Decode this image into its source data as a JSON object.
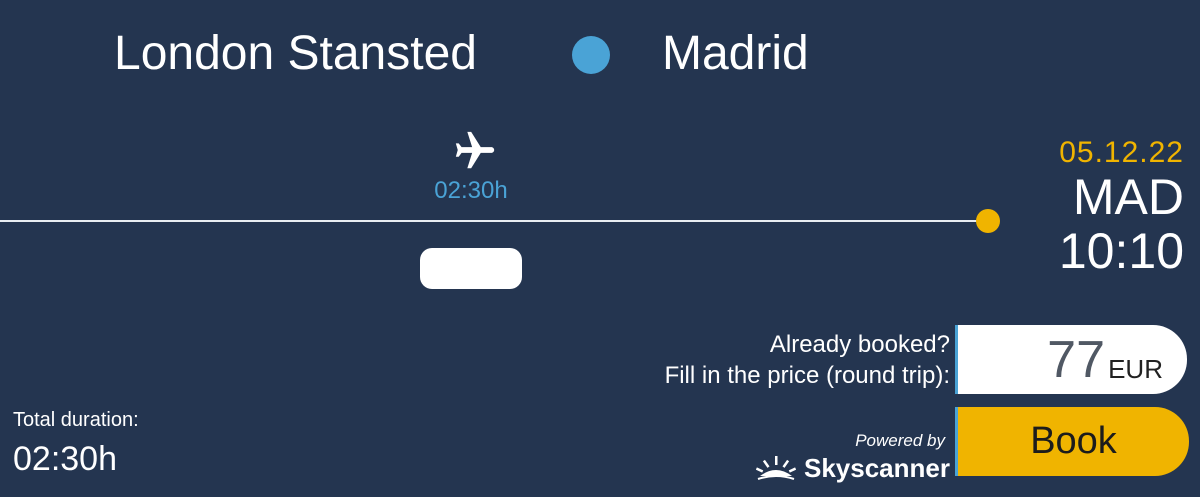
{
  "route": {
    "origin": "London Stansted",
    "destination": "Madrid"
  },
  "segment": {
    "icon": "airplane-icon",
    "duration": "02:30h"
  },
  "arrival": {
    "date": "05.12.22",
    "airport_code": "MAD",
    "time": "10:10"
  },
  "booking": {
    "label_line1": "Already booked?",
    "label_line2": "Fill in the price (round trip):",
    "price_value": "77",
    "currency": "EUR",
    "book_label": "Book"
  },
  "branding": {
    "powered_by": "Powered by",
    "provider": "Skyscanner"
  },
  "summary": {
    "total_label": "Total duration:",
    "total_value": "02:30h"
  },
  "colors": {
    "background": "#243550",
    "accent_blue": "#4aa3d6",
    "accent_yellow": "#f0b400",
    "text": "#ffffff"
  }
}
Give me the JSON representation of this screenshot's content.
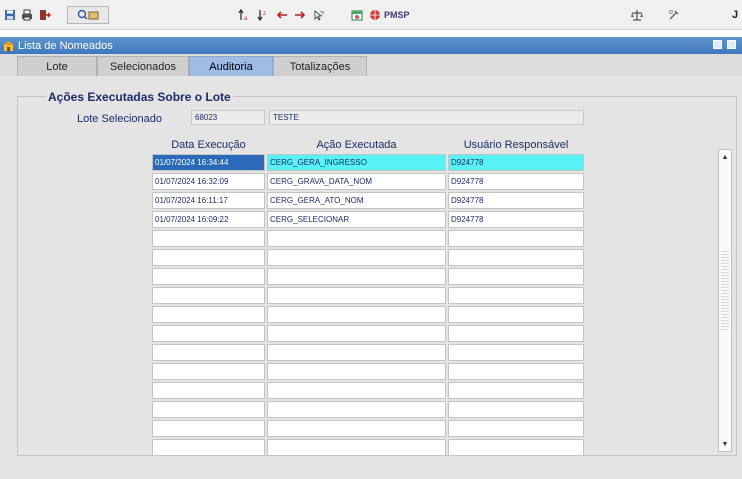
{
  "toolbar": {
    "pmsp_label": "PMSP",
    "icons": [
      "save-icon",
      "print-icon",
      "exit-icon",
      "query-icon",
      "sort-up-icon",
      "sort-down-icon",
      "arrow-left-icon",
      "arrow-right-icon",
      "help-icon",
      "calendar-icon",
      "globe-icon",
      "scale-icon",
      "tools-icon",
      "j-icon"
    ]
  },
  "window": {
    "title": "Lista de Nomeados"
  },
  "tabs": [
    {
      "label": "Lote"
    },
    {
      "label": "Selecionados"
    },
    {
      "label": "Auditoria"
    },
    {
      "label": "Totalizações"
    }
  ],
  "active_tab": "Auditoria",
  "group": {
    "title": "Ações Executadas Sobre o Lote",
    "lote_label": "Lote Selecionado",
    "lote_value": "68023",
    "lote_desc": "TESTE"
  },
  "table": {
    "columns": [
      "Data Execução",
      "Ação Executada",
      "Usuário Responsável"
    ],
    "rows": [
      [
        "01/07/2024 16:34:44",
        "CERG_GERA_INGRESSO",
        "D924778"
      ],
      [
        "01/07/2024 16:32:09",
        "CERG_GRAVA_DATA_NOM",
        "D924778"
      ],
      [
        "01/07/2024 16:11:17",
        "CERG_GERA_ATO_NOM",
        "D924778"
      ],
      [
        "01/07/2024 16:09:22",
        "CERG_SELECIONAR",
        "D924778"
      ],
      [
        "",
        "",
        ""
      ],
      [
        "",
        "",
        ""
      ],
      [
        "",
        "",
        ""
      ],
      [
        "",
        "",
        ""
      ],
      [
        "",
        "",
        ""
      ],
      [
        "",
        "",
        ""
      ],
      [
        "",
        "",
        ""
      ],
      [
        "",
        "",
        ""
      ],
      [
        "",
        "",
        ""
      ],
      [
        "",
        "",
        ""
      ],
      [
        "",
        "",
        ""
      ],
      [
        "",
        "",
        ""
      ]
    ],
    "selected_row": 0
  },
  "colors": {
    "selection_cyan": "#58f2f4",
    "selection_blue": "#2a6ab8",
    "active_tab": "#9fbbe6",
    "titlebar": "#3e78bd",
    "label_text": "#1c2c6a"
  }
}
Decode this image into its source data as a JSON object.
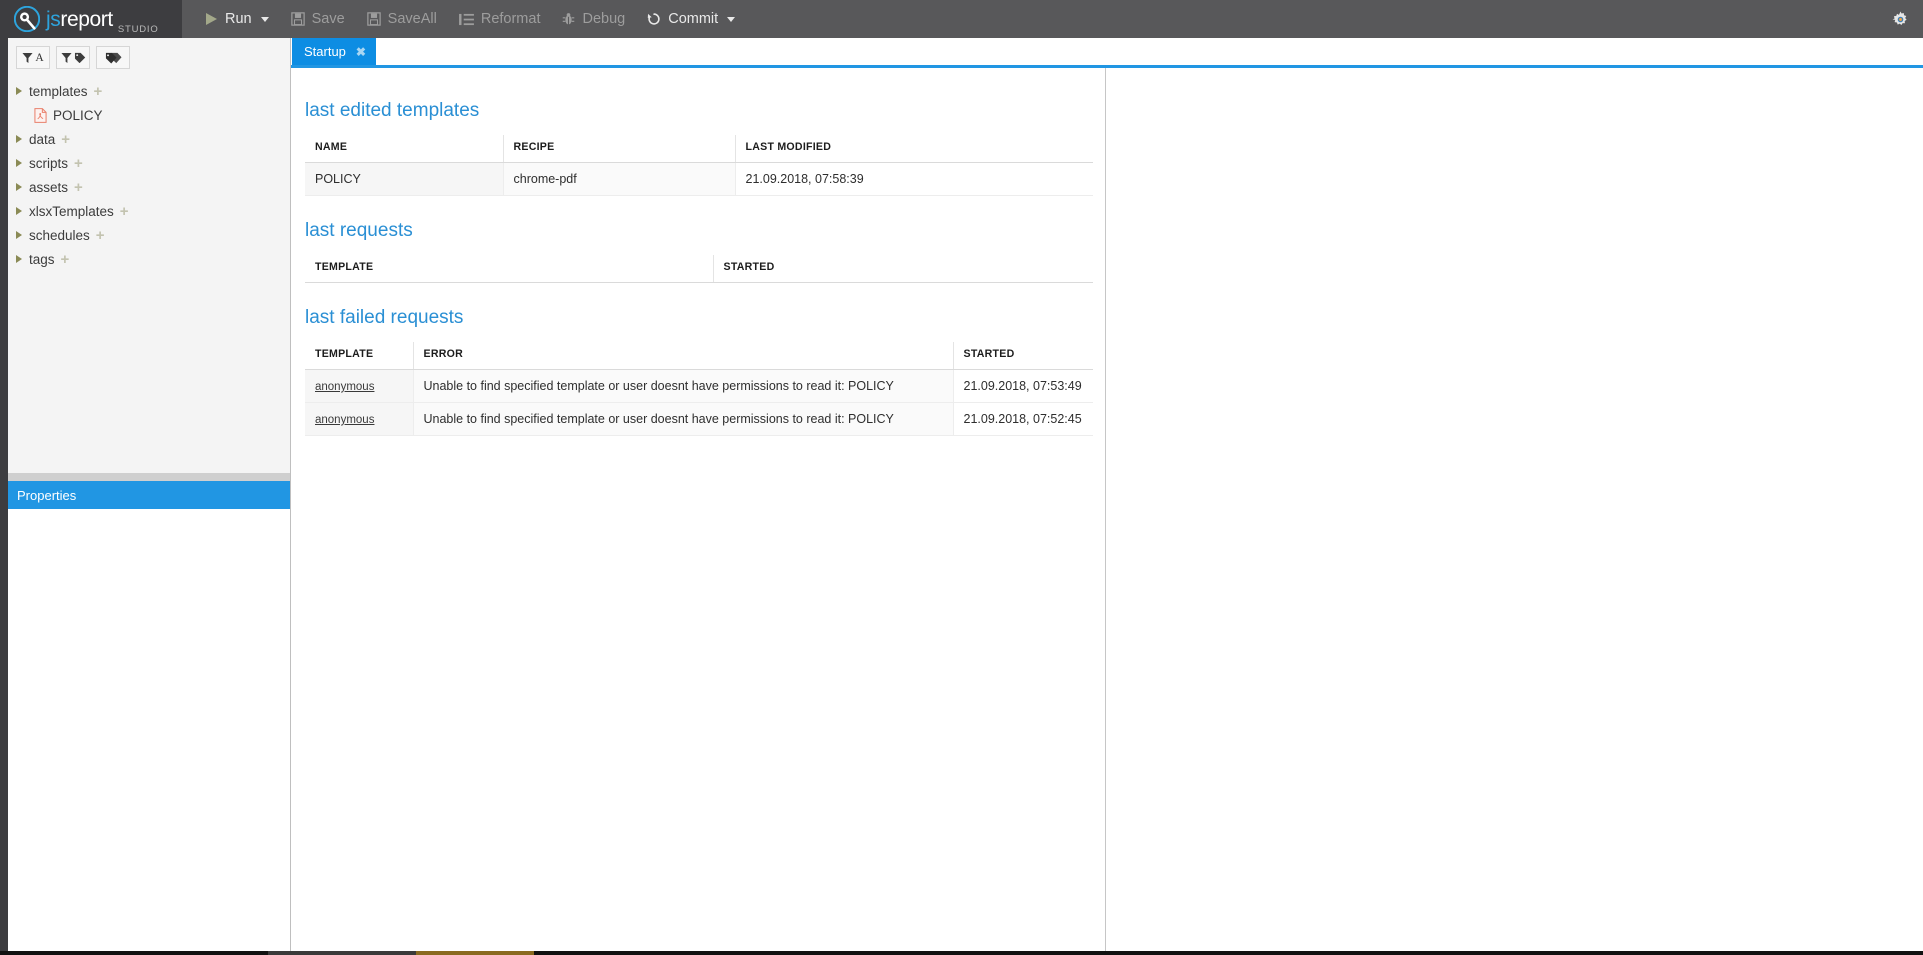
{
  "app": {
    "brand_js": "js",
    "brand_report": "report",
    "brand_studio": "STUDIO"
  },
  "toolbar": {
    "buttons": [
      {
        "label": "Run",
        "icon": "play-icon",
        "enabled": true,
        "caret": true
      },
      {
        "label": "Save",
        "icon": "floppy-icon",
        "enabled": false,
        "caret": false
      },
      {
        "label": "SaveAll",
        "icon": "floppy-icon",
        "enabled": false,
        "caret": false
      },
      {
        "label": "Reformat",
        "icon": "reformat-icon",
        "enabled": false,
        "caret": false
      },
      {
        "label": "Debug",
        "icon": "bug-icon",
        "enabled": false,
        "caret": false
      },
      {
        "label": "Commit",
        "icon": "history-icon",
        "enabled": true,
        "caret": true
      }
    ],
    "settings_icon": "gear-icon"
  },
  "sidebar": {
    "filter_buttons": [
      {
        "name": "sort-by-name-button",
        "icon": "funnel-letter-icon"
      },
      {
        "name": "filter-by-tag-button",
        "icon": "funnel-tag-icon"
      },
      {
        "name": "tags-button",
        "icon": "tags-icon"
      }
    ],
    "tree": [
      {
        "label": "templates",
        "type": "folder",
        "plus": "+",
        "indent": 0
      },
      {
        "label": "POLICY",
        "type": "pdf",
        "plus": "",
        "indent": 1
      },
      {
        "label": "data",
        "type": "folder",
        "plus": "+",
        "indent": 0
      },
      {
        "label": "scripts",
        "type": "folder",
        "plus": "+",
        "indent": 0
      },
      {
        "label": "assets",
        "type": "folder",
        "plus": "+",
        "indent": 0
      },
      {
        "label": "xlsxTemplates",
        "type": "folder",
        "plus": "+",
        "indent": 0
      },
      {
        "label": "schedules",
        "type": "folder",
        "plus": "+",
        "indent": 0
      },
      {
        "label": "tags",
        "type": "folder",
        "plus": "+",
        "indent": 0
      }
    ],
    "properties_title": "Properties"
  },
  "tabs": [
    {
      "label": "Startup",
      "close": "✖",
      "active": true
    }
  ],
  "startup": {
    "last_edited_templates": {
      "title": "last edited templates",
      "columns": [
        "NAME",
        "RECIPE",
        "LAST MODIFIED"
      ],
      "rows": [
        {
          "name": "POLICY",
          "recipe": "chrome-pdf",
          "last_modified": "21.09.2018, 07:58:39"
        }
      ]
    },
    "last_requests": {
      "title": "last requests",
      "columns": [
        "TEMPLATE",
        "STARTED"
      ],
      "rows": []
    },
    "last_failed_requests": {
      "title": "last failed requests",
      "columns": [
        "TEMPLATE",
        "ERROR",
        "STARTED"
      ],
      "rows": [
        {
          "template": "anonymous",
          "error": "Unable to find specified template or user doesnt have permissions to read it: POLICY",
          "started": "21.09.2018, 07:53:49"
        },
        {
          "template": "anonymous",
          "error": "Unable to find specified template or user doesnt have permissions to read it: POLICY",
          "started": "21.09.2018, 07:52:45"
        }
      ]
    }
  },
  "colors": {
    "accent_blue": "#2196e3",
    "toolbar_bg": "#58585a",
    "brand_bg": "#3d3d40",
    "heading_blue": "#2a8fd4",
    "tab_blue": "#0d8de3"
  }
}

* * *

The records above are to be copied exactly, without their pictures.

■ ANSWER TO THIS TASK ■
Decode this image into its source data as a JSON object.
{
  "route": {
    "origin": "London Stansted",
    "destination": "Madrid"
  },
  "segment": {
    "icon": "airplane-icon",
    "duration": "02:30h"
  },
  "arrival": {
    "date": "05.12.22",
    "airport_code": "MAD",
    "time": "10:10"
  },
  "booking": {
    "label_line1": "Already booked?",
    "label_line2": "Fill in the price (round trip):",
    "price_value": "77",
    "currency": "EUR",
    "book_label": "Book"
  },
  "branding": {
    "powered_by": "Powered by",
    "provider": "Skyscanner"
  },
  "summary": {
    "total_label": "Total duration:",
    "total_value": "02:30h"
  },
  "colors": {
    "background": "#243550",
    "accent_blue": "#4aa3d6",
    "accent_yellow": "#f0b400",
    "text": "#ffffff"
  }
}
Give me the JSON representation of this screenshot's content.
{
  "toolbar": {
    "pmsp_label": "PMSP",
    "icons": [
      "save-icon",
      "print-icon",
      "exit-icon",
      "query-icon",
      "sort-up-icon",
      "sort-down-icon",
      "arrow-left-icon",
      "arrow-right-icon",
      "help-icon",
      "calendar-icon",
      "globe-icon",
      "scale-icon",
      "tools-icon",
      "j-icon"
    ]
  },
  "window": {
    "title": "Lista de Nomeados"
  },
  "tabs": [
    {
      "label": "Lote"
    },
    {
      "label": "Selecionados"
    },
    {
      "label": "Auditoria"
    },
    {
      "label": "Totalizações"
    }
  ],
  "active_tab": "Auditoria",
  "group": {
    "title": "Ações Executadas Sobre o Lote",
    "lote_label": "Lote Selecionado",
    "lote_value": "68023",
    "lote_desc": "TESTE"
  },
  "table": {
    "columns": [
      "Data Execução",
      "Ação Executada",
      "Usuário Responsável"
    ],
    "rows": [
      [
        "01/07/2024 16:34:44",
        "CERG_GERA_INGRESSO",
        "D924778"
      ],
      [
        "01/07/2024 16:32:09",
        "CERG_GRAVA_DATA_NOM",
        "D924778"
      ],
      [
        "01/07/2024 16:11:17",
        "CERG_GERA_ATO_NOM",
        "D924778"
      ],
      [
        "01/07/2024 16:09:22",
        "CERG_SELECIONAR",
        "D924778"
      ],
      [
        "",
        "",
        ""
      ],
      [
        "",
        "",
        ""
      ],
      [
        "",
        "",
        ""
      ],
      [
        "",
        "",
        ""
      ],
      [
        "",
        "",
        ""
      ],
      [
        "",
        "",
        ""
      ],
      [
        "",
        "",
        ""
      ],
      [
        "",
        "",
        ""
      ],
      [
        "",
        "",
        ""
      ],
      [
        "",
        "",
        ""
      ],
      [
        "",
        "",
        ""
      ],
      [
        "",
        "",
        ""
      ]
    ],
    "selected_row": 0
  },
  "colors": {
    "selection_cyan": "#58f2f4",
    "selection_blue": "#2a6ab8",
    "active_tab": "#9fbbe6",
    "titlebar": "#3e78bd",
    "label_text": "#1c2c6a"
  }
}
Decode this image into its source data as a JSON object.
{
  "app": {
    "brand_js": "js",
    "brand_report": "report",
    "brand_studio": "STUDIO"
  },
  "toolbar": {
    "buttons": [
      {
        "label": "Run",
        "icon": "play-icon",
        "enabled": true,
        "caret": true
      },
      {
        "label": "Save",
        "icon": "floppy-icon",
        "enabled": false,
        "caret": false
      },
      {
        "label": "SaveAll",
        "icon": "floppy-icon",
        "enabled": false,
        "caret": false
      },
      {
        "label": "Reformat",
        "icon": "reformat-icon",
        "enabled": false,
        "caret": false
      },
      {
        "label": "Debug",
        "icon": "bug-icon",
        "enabled": false,
        "caret": false
      },
      {
        "label": "Commit",
        "icon": "history-icon",
        "enabled": true,
        "caret": true
      }
    ],
    "settings_icon": "gear-icon"
  },
  "sidebar": {
    "filter_buttons": [
      {
        "name": "sort-by-name-button",
        "icon": "funnel-letter-icon"
      },
      {
        "name": "filter-by-tag-button",
        "icon": "funnel-tag-icon"
      },
      {
        "name": "tags-button",
        "icon": "tags-icon"
      }
    ],
    "tree": [
      {
        "label": "templates",
        "type": "folder",
        "plus": "+",
        "indent": 0
      },
      {
        "label": "POLICY",
        "type": "pdf",
        "plus": "",
        "indent": 1
      },
      {
        "label": "data",
        "type": "folder",
        "plus": "+",
        "indent": 0
      },
      {
        "label": "scripts",
        "type": "folder",
        "plus": "+",
        "indent": 0
      },
      {
        "label": "assets",
        "type": "folder",
        "plus": "+",
        "indent": 0
      },
      {
        "label": "xlsxTemplates",
        "type": "folder",
        "plus": "+",
        "indent": 0
      },
      {
        "label": "schedules",
        "type": "folder",
        "plus": "+",
        "indent": 0
      },
      {
        "label": "tags",
        "type": "folder",
        "plus": "+",
        "indent": 0
      }
    ],
    "properties_title": "Properties"
  },
  "tabs": [
    {
      "label": "Startup",
      "close": "✖",
      "active": true
    }
  ],
  "startup": {
    "last_edited_templates": {
      "title": "last edited templates",
      "columns": [
        "NAME",
        "RECIPE",
        "LAST MODIFIED"
      ],
      "rows": [
        {
          "name": "POLICY",
          "recipe": "chrome-pdf",
          "last_modified": "21.09.2018, 07:58:39"
        }
      ]
    },
    "last_requests": {
      "title": "last requests",
      "columns": [
        "TEMPLATE",
        "STARTED"
      ],
      "rows": []
    },
    "last_failed_requests": {
      "title": "last failed requests",
      "columns": [
        "TEMPLATE",
        "ERROR",
        "STARTED"
      ],
      "rows": [
        {
          "template": "anonymous",
          "error": "Unable to find specified template or user doesnt have permissions to read it: POLICY",
          "started": "21.09.2018, 07:53:49"
        },
        {
          "template": "anonymous",
          "error": "Unable to find specified template or user doesnt have permissions to read it: POLICY",
          "started": "21.09.2018, 07:52:45"
        }
      ]
    }
  },
  "colors": {
    "accent_blue": "#2196e3",
    "toolbar_bg": "#58585a",
    "brand_bg": "#3d3d40",
    "heading_blue": "#2a8fd4",
    "tab_blue": "#0d8de3"
  }
}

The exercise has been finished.